Problem to solve> Going through the entries below, copy out each line that contains "text".

Stored data>
====================

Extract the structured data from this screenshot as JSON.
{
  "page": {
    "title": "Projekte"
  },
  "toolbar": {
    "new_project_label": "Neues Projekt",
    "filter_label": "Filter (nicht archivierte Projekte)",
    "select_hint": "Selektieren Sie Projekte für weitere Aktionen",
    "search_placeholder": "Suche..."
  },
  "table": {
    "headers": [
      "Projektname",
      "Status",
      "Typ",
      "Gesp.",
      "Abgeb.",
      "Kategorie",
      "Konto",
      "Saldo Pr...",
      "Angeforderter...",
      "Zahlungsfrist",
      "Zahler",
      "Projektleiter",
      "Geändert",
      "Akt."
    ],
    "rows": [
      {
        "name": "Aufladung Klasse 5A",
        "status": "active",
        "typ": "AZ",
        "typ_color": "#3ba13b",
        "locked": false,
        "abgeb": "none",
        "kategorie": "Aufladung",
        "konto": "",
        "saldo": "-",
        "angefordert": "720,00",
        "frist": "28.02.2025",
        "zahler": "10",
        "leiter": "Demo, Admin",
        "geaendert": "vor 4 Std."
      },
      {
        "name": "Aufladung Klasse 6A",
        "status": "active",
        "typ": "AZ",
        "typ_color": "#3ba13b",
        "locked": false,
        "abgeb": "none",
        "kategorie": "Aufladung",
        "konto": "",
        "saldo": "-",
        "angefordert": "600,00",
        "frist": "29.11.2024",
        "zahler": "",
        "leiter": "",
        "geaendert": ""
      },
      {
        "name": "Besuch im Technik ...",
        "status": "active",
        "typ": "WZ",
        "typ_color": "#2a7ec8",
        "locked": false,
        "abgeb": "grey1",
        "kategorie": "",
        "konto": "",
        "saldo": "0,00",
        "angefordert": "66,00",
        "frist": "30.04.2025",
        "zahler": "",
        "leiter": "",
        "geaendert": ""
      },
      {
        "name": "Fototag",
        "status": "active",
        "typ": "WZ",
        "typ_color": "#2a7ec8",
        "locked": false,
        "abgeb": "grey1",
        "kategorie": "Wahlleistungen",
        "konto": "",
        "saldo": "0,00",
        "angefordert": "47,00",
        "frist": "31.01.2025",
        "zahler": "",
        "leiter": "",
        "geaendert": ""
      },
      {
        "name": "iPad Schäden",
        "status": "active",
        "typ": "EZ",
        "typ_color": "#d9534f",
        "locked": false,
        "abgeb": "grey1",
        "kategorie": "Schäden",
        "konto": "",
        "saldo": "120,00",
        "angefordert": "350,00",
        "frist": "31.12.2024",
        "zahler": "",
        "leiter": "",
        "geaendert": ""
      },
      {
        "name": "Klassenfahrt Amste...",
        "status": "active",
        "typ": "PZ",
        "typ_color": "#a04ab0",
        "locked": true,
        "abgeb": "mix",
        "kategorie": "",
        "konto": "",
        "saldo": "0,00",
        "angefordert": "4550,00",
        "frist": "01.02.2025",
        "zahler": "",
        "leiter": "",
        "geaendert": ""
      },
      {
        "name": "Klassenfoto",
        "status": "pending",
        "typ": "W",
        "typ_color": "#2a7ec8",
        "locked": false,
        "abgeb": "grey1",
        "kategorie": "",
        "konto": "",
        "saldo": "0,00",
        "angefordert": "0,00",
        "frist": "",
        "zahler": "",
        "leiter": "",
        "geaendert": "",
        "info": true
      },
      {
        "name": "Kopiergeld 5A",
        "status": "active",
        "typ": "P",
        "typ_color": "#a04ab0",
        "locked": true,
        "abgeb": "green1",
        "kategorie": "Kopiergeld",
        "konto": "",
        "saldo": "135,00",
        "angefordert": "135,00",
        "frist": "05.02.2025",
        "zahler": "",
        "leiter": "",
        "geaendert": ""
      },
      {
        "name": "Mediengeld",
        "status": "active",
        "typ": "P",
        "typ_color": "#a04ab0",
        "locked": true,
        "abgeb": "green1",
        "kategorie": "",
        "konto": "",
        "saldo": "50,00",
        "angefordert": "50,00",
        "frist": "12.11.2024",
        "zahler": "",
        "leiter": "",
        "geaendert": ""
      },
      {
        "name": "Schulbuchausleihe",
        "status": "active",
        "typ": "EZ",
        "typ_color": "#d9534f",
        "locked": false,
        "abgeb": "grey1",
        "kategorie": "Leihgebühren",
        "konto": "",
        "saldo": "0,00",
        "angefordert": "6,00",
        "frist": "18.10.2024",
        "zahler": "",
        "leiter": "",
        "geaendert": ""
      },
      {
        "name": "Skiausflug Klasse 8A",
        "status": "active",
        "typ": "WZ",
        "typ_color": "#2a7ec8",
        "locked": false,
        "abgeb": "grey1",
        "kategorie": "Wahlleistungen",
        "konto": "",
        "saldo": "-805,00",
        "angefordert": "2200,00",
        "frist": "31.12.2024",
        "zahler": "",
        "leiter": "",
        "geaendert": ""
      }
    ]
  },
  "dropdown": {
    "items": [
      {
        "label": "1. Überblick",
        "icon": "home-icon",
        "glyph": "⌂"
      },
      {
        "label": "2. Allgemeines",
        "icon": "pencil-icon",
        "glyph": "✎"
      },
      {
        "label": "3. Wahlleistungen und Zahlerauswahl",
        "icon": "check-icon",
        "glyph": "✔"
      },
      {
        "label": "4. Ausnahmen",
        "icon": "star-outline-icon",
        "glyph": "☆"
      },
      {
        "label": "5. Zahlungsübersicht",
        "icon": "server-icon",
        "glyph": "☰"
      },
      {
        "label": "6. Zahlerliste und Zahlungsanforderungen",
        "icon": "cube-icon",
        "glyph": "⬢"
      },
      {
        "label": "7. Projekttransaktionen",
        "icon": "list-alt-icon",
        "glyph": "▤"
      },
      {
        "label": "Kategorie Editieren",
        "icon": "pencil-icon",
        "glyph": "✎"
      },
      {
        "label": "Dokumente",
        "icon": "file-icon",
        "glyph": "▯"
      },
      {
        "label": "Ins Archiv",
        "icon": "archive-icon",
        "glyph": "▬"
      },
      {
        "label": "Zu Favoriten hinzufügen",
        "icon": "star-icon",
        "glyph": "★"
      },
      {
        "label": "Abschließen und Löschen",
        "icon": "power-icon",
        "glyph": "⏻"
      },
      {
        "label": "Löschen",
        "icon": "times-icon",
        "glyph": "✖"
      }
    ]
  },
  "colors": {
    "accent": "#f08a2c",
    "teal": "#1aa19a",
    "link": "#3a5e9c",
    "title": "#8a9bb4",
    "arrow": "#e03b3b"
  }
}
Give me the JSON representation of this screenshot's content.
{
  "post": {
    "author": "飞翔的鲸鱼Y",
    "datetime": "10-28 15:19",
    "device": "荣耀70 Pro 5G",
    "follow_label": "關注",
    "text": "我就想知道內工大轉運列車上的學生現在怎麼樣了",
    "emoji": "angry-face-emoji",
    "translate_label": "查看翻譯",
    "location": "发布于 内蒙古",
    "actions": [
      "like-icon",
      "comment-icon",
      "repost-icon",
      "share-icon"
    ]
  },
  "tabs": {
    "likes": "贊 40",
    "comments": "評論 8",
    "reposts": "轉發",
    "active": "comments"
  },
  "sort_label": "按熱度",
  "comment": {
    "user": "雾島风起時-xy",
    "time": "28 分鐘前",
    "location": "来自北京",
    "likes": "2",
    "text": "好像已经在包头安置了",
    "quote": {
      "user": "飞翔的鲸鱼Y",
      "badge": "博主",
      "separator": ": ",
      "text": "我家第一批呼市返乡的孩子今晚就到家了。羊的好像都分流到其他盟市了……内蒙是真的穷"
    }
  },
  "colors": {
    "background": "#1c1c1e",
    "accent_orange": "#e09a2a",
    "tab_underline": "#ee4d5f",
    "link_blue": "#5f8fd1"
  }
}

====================

Finished exercise>
    "text": "我就想知道內工大轉運列車上的學生現在怎麼樣了",
    "text": "好像已经在包头安置了",
      "text": "我家第一批呼市返乡的孩子今晚就到家了。羊的好像都分流到其他盟市了……内蒙是真的穷"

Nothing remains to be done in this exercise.